- **DIRECTIONS FOR THIS TASK**:
Copy each line of the listing where the word "settings" can be found.
________________________________________
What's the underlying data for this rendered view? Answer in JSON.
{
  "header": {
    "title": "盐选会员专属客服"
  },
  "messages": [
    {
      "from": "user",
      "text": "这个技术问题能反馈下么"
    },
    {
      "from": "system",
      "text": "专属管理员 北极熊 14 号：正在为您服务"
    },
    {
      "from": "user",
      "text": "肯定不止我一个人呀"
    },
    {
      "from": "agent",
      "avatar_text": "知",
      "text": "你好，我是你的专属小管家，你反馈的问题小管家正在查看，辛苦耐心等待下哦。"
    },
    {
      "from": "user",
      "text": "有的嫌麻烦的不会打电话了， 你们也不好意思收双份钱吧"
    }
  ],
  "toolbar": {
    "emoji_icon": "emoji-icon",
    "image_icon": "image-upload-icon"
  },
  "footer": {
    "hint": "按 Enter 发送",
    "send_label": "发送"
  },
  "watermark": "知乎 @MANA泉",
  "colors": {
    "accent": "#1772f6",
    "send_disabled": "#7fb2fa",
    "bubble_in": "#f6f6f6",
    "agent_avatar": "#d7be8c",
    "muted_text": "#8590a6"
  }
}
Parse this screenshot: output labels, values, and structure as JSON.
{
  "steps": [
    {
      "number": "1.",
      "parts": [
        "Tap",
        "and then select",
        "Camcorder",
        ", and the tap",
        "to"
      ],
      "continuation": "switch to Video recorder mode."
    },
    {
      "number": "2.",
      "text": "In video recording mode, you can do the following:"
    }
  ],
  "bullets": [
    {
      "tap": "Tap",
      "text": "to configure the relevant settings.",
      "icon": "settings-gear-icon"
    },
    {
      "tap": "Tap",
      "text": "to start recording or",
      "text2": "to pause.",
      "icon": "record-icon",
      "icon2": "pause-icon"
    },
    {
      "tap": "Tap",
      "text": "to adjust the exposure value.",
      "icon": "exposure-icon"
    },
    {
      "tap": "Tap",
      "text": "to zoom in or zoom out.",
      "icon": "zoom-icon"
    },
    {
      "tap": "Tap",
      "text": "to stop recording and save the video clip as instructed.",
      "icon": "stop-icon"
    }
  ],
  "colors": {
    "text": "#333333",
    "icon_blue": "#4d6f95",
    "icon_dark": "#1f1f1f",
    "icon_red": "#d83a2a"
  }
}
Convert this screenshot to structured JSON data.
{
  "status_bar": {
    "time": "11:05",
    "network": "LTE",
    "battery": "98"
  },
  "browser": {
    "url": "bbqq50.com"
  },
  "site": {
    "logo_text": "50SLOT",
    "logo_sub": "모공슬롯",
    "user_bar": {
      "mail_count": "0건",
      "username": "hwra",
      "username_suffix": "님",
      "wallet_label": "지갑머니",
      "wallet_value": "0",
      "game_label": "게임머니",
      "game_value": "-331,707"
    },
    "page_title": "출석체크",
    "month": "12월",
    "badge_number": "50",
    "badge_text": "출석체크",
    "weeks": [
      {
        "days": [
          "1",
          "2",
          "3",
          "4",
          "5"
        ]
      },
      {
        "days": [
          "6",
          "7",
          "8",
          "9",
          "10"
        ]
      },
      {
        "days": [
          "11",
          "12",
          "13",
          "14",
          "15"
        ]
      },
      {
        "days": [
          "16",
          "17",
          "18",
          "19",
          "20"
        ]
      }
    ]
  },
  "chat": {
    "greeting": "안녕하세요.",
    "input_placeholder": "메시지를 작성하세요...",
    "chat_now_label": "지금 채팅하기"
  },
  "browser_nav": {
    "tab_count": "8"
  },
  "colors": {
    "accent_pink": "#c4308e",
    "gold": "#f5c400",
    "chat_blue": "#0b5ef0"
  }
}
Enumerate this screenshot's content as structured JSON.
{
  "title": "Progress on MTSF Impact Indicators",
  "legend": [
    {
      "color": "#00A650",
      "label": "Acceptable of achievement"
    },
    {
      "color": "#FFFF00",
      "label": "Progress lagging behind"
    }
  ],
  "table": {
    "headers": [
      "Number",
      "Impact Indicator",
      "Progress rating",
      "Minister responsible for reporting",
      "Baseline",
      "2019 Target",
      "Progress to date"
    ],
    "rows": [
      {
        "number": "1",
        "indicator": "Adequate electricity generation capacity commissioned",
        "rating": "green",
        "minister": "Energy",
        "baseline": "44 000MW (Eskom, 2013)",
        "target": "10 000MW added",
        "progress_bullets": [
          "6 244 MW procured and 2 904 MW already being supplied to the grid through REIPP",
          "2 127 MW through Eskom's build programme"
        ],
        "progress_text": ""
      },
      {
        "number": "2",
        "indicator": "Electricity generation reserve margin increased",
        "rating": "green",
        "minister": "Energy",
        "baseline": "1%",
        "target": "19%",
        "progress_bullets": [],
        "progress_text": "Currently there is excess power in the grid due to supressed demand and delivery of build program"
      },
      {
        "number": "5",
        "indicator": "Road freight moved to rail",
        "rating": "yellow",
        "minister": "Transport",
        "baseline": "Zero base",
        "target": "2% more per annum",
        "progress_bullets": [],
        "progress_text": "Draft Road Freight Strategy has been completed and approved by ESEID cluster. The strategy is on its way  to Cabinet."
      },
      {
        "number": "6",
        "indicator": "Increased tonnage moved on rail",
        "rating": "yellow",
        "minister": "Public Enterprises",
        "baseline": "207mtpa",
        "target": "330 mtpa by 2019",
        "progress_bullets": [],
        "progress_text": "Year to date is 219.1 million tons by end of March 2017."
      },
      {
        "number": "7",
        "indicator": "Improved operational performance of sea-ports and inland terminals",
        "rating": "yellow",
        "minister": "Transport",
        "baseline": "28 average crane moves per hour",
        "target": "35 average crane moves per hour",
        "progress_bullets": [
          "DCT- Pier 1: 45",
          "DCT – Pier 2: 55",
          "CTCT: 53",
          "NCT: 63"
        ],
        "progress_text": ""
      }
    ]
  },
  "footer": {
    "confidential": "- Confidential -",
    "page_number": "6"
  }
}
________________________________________
- **ANSWER TO THE PROBLEM**:
      "text": "to configure the relevant settings.",
      "icon": "settings-gear-icon"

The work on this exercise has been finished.